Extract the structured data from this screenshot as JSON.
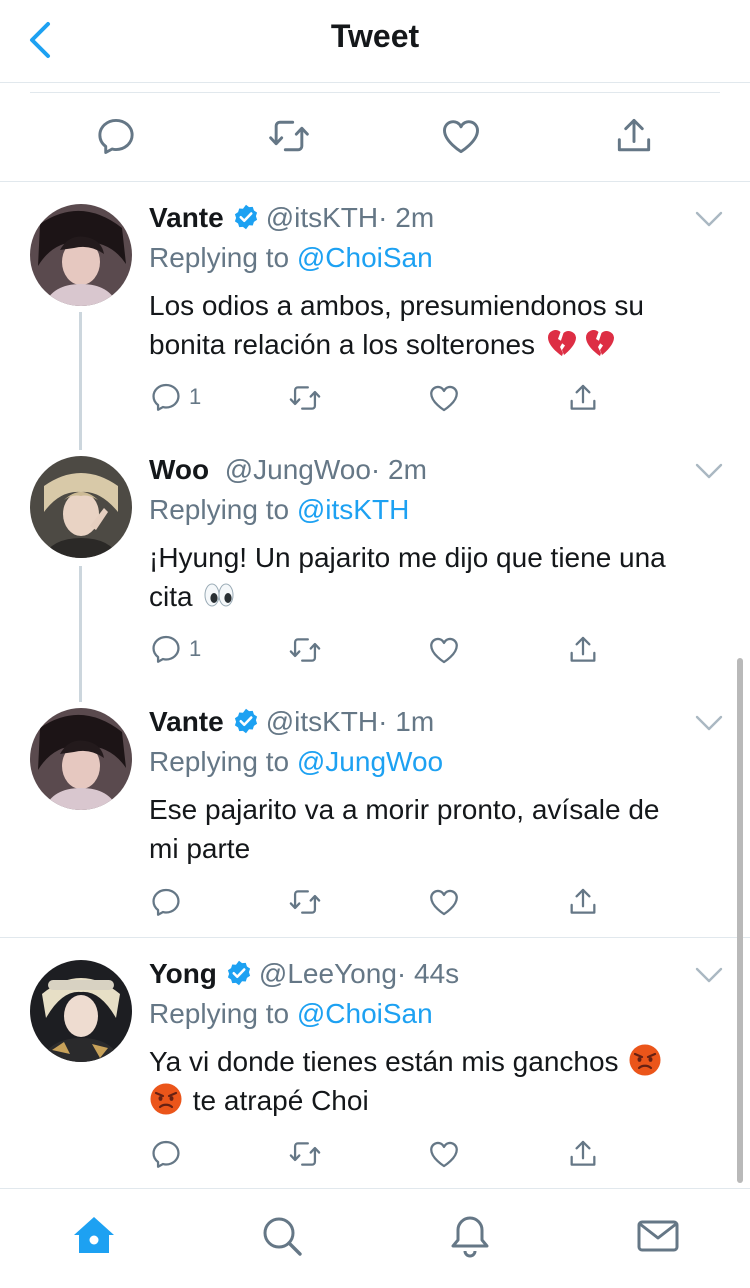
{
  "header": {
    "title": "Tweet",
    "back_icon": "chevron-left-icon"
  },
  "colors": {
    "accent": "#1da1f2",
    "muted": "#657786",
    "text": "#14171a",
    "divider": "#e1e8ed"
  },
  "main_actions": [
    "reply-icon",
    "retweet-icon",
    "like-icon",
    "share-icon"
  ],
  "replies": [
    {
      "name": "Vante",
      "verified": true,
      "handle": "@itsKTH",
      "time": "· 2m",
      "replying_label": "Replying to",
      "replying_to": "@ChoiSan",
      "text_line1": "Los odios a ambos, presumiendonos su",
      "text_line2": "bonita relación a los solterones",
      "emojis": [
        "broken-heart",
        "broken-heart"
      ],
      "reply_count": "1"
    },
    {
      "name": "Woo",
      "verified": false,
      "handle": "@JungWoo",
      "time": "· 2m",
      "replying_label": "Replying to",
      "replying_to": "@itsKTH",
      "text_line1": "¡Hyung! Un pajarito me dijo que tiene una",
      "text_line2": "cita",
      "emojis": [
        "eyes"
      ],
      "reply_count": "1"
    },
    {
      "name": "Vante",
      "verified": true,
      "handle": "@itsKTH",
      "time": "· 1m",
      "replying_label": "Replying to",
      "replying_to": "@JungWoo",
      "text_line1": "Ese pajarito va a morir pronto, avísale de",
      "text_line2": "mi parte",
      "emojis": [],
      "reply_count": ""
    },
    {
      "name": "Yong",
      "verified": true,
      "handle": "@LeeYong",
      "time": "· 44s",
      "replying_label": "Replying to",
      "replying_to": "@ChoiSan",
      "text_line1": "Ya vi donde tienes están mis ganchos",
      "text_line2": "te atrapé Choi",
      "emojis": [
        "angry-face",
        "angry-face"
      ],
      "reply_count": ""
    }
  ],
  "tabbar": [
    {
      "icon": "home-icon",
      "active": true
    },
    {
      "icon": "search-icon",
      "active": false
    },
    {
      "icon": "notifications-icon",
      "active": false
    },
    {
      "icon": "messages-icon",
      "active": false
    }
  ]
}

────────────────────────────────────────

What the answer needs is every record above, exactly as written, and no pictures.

Extract the structured data from this screenshot as JSON.
{
  "header": {
    "title": "Tweet",
    "back_icon": "chevron-left-icon"
  },
  "colors": {
    "accent": "#1da1f2",
    "muted": "#657786",
    "text": "#14171a",
    "divider": "#e1e8ed"
  },
  "main_actions": [
    "reply-icon",
    "retweet-icon",
    "like-icon",
    "share-icon"
  ],
  "replies": [
    {
      "name": "Vante",
      "verified": true,
      "handle": "@itsKTH",
      "time": "· 2m",
      "replying_label": "Replying to",
      "replying_to": "@ChoiSan",
      "text_line1": "Los odios a ambos, presumiendonos su",
      "text_line2": "bonita relación a los solterones",
      "emojis": [
        "broken-heart",
        "broken-heart"
      ],
      "reply_count": "1"
    },
    {
      "name": "Woo",
      "verified": false,
      "handle": "@JungWoo",
      "time": "· 2m",
      "replying_label": "Replying to",
      "replying_to": "@itsKTH",
      "text_line1": "¡Hyung! Un pajarito me dijo que tiene una",
      "text_line2": "cita",
      "emojis": [
        "eyes"
      ],
      "reply_count": "1"
    },
    {
      "name": "Vante",
      "verified": true,
      "handle": "@itsKTH",
      "time": "· 1m",
      "replying_label": "Replying to",
      "replying_to": "@JungWoo",
      "text_line1": "Ese pajarito va a morir pronto, avísale de",
      "text_line2": "mi parte",
      "emojis": [],
      "reply_count": ""
    },
    {
      "name": "Yong",
      "verified": true,
      "handle": "@LeeYong",
      "time": "· 44s",
      "replying_label": "Replying to",
      "replying_to": "@ChoiSan",
      "text_line1": "Ya vi donde tienes están mis ganchos",
      "text_line2": "te atrapé Choi",
      "emojis": [
        "angry-face",
        "angry-face"
      ],
      "reply_count": ""
    }
  ],
  "tabbar": [
    {
      "icon": "home-icon",
      "active": true
    },
    {
      "icon": "search-icon",
      "active": false
    },
    {
      "icon": "notifications-icon",
      "active": false
    },
    {
      "icon": "messages-icon",
      "active": false
    }
  ]
}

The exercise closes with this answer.